> Your assignment
All lines in the material containing the word "this" need to be copied.

===== Dataset extract

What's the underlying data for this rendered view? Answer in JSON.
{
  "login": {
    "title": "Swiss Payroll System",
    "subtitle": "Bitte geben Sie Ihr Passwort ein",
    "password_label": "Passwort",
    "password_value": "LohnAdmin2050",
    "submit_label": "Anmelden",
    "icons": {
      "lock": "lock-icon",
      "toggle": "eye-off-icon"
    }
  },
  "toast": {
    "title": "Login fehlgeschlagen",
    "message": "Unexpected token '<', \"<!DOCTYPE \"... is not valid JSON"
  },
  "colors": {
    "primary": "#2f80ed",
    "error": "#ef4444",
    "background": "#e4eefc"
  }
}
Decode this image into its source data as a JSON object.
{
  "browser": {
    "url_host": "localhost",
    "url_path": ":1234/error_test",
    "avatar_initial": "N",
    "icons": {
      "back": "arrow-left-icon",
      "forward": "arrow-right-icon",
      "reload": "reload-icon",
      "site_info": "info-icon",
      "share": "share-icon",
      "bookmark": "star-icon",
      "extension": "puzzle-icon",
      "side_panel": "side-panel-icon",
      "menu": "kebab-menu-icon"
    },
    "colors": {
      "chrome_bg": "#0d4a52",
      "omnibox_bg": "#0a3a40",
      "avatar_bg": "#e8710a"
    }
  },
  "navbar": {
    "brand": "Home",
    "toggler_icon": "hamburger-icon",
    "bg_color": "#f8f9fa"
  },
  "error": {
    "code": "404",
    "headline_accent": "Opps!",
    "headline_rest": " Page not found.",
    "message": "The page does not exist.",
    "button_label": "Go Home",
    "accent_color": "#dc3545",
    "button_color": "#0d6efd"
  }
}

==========

> Answer section
What's the underlying data for this rendered view? Answer in JSON.
Decode this image into its source data as a JSON object.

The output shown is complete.